Designers presented an interesting mix of styles from streetwear and traditional tailoring to avant-garde while exploring the relationship between social and political issues and fashion during the two-day menswear show on Friday and Saturday.
In contrast to previous collections for the chilly season, many collections featured diverse colors that delighted the eyes of fashion enthusiasts.
Jehee Sheen found inspiration for the next fall and winter looks from the abstract idea of “respect,” which he feels Korean society needs the most at this time.
“I strongly sympathize with a number of social issues here, and I think what we need the most is respect toward each other,” said Sheen after the show.
|A model wears creations of Jehee Sheen for the 2015 fall-winter collection during Seoul Fashion Week on Friday in Seoul. (Seoul Fashion Week)|
His approach to respect began with assigning a separate look for each of the 27 models ― an unusual plan for a fashion show where models on average show three or four looks.

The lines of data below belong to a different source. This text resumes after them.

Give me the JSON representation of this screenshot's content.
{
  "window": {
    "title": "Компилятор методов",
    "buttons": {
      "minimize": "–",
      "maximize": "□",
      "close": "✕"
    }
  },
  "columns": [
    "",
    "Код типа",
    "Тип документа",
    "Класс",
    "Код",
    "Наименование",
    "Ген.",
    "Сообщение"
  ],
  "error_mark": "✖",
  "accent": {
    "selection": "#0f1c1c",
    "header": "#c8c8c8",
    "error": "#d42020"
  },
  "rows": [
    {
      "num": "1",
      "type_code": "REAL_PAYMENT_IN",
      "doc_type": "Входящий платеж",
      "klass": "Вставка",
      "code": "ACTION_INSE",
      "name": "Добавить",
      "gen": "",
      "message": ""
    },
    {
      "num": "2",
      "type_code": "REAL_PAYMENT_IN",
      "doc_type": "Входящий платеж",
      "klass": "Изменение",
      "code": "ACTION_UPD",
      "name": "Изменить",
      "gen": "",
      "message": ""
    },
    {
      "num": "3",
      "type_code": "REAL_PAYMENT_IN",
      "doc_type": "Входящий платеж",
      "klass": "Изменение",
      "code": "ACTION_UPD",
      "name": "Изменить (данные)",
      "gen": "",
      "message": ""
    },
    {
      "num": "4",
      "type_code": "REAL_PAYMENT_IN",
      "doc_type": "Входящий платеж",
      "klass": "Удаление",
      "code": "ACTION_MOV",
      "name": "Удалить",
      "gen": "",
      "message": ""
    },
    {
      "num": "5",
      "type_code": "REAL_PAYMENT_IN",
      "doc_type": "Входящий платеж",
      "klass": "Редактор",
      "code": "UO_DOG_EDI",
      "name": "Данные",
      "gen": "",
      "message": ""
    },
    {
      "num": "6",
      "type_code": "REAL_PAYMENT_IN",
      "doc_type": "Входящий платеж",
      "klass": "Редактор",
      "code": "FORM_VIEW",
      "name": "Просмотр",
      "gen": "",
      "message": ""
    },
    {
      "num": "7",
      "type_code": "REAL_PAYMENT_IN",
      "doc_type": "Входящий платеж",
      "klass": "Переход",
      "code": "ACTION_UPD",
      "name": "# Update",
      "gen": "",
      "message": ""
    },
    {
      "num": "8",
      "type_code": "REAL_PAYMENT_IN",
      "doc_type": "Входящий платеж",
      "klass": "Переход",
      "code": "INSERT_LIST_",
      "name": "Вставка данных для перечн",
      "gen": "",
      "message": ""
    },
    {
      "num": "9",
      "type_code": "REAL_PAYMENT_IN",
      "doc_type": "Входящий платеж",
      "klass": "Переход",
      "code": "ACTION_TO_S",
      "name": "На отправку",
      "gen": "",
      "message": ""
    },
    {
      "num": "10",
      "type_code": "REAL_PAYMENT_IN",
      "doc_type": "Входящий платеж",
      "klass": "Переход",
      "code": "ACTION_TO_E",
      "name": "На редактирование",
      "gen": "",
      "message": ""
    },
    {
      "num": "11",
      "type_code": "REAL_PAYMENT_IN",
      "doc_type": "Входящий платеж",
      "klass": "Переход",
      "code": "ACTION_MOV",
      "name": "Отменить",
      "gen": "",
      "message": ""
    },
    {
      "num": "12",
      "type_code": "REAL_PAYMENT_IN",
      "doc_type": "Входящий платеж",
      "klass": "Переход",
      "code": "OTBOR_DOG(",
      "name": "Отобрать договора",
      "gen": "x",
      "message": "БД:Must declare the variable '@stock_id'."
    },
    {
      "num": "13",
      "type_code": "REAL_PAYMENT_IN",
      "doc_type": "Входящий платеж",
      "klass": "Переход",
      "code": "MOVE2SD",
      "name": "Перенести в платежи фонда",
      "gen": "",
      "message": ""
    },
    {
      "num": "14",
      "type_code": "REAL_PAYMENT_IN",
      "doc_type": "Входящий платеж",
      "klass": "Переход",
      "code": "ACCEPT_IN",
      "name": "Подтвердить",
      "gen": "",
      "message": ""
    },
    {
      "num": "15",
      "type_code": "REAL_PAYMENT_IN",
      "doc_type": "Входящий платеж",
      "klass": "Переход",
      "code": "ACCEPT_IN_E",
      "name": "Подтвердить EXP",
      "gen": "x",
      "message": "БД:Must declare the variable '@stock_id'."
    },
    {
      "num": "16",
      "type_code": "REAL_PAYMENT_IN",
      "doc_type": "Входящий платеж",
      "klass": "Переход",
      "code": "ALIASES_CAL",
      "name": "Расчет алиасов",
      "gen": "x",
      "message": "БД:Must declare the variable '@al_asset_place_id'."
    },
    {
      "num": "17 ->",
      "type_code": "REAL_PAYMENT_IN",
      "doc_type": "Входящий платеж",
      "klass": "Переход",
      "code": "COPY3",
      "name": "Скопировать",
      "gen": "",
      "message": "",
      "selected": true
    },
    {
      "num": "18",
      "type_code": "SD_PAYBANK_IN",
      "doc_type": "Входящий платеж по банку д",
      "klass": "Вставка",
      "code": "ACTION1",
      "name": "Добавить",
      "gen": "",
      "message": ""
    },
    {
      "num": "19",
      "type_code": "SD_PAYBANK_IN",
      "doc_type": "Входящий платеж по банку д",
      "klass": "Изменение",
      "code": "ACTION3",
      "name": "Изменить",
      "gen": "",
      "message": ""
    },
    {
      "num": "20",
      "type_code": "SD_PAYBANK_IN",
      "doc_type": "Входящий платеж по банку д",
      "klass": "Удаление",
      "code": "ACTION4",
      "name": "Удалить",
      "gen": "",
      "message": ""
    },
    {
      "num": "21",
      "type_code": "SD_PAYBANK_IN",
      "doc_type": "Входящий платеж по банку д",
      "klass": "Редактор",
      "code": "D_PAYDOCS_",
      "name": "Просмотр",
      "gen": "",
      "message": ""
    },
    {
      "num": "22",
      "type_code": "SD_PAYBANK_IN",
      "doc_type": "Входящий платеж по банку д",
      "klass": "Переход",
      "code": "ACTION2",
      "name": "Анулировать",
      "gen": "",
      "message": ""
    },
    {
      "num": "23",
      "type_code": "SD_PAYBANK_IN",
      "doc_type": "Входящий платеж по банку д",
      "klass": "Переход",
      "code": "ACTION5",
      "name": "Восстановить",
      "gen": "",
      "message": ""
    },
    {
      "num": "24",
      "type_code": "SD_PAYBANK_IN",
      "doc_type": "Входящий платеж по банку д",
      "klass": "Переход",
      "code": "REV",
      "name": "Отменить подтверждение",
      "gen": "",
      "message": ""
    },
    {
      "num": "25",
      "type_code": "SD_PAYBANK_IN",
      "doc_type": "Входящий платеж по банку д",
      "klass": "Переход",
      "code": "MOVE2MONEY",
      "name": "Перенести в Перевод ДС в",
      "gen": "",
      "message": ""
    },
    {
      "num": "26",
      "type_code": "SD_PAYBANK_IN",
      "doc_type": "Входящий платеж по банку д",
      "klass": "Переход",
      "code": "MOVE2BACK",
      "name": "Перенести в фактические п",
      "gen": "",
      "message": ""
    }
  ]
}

Based on his immaculate classic tailoring, Sheen presented the austere collection of blacks, with variations in flashes of burgundy and stone-inspired patterns.
“There’s a saying in Eastern philosophy that ‘every single stone has a different look,’” he said. He incorporated the old saying into his perfectly tailored black and gray suits, wool and cashmere long coats, zipper-detailed sweatshirts and sweaters. He elevated the typical fall and winter staples ― trench coats and long wool and cashmere coats ― by adding leather or fur details on collars.
Designer Moohong expanded his inspiration into international politics. With a doctorate in politics, Moohong unveiled his avant-garde collection with a word that may best represent what’s happening around the world ― tension.
|MOOHONG (Seoul Fashion Week)|
“This collection magnifies the concept of tensions prevalent in today’s society. It is expressed in styles that contrast with the idea,” the designer said backstage.
The designer took style references from the wardrobe of ancient Buddhist monks. He then presented them in atypical silhouettes for men and women ― a style that seems to have been influenced by his mother, established designer Moon Young Hee, also known for her avant-garde ready-to-wear collections in Paris.
All-black ensembles dominated the show such as an oversized bomber jacket paired with a maxi skirt and men’s leggings. For women, asymmetric black and navy dresses delivered a sophisticated contemporary feel that could persuade sleek, modern women into his avant-garde fashion.
Ko Tae-yong of “beyond closet” brought the fun, playful side of modern men in the show inspired by the ’90s Korean style icon “orange boys,” referring to youngsters from wealthy families.
|beyond closet (Seoul Fashion Week)|
The show entitled “New Orange Boy” delivered an upbeat, playful ambience expressed through a navy pinstripe suit embroidered with witty, colorful patches. Models in the suits wore bulky fleece scarves that added warmth to the classic look. The designer expressed the cocky, confident and sometimes immature attitude of the “orange boy” with coats and shirts with embroidered lettering on the back, or on the oversized animal print coat paired with blue jeans and pink slip-ons.
Designer Jung Du-young of Vanhart di Albazar brought Italian chic to the Seoul runway in his collection inspired by the colors in paintings of Italian artist Valerio Adami. Jung’s fall and winter collection was a celebration of colors ranging from green, yellow and orange to red and pink.
The designer raised anticipation for the new sunglasses presented with the fall and winter collection. Jung’s unique Italian twist was met in collaboration with Italian sunglass brand Independent, launched by Italian menswear icon and Fiat heir Lapo Elkann.
|Vanhart di Albazar (Seoul Fashion Week)|
The Seoul Fashion Week runs through Wednesday at the Dongdaemun Design Plaza.
By Lee Woo-young (firstname.lastname@example.org)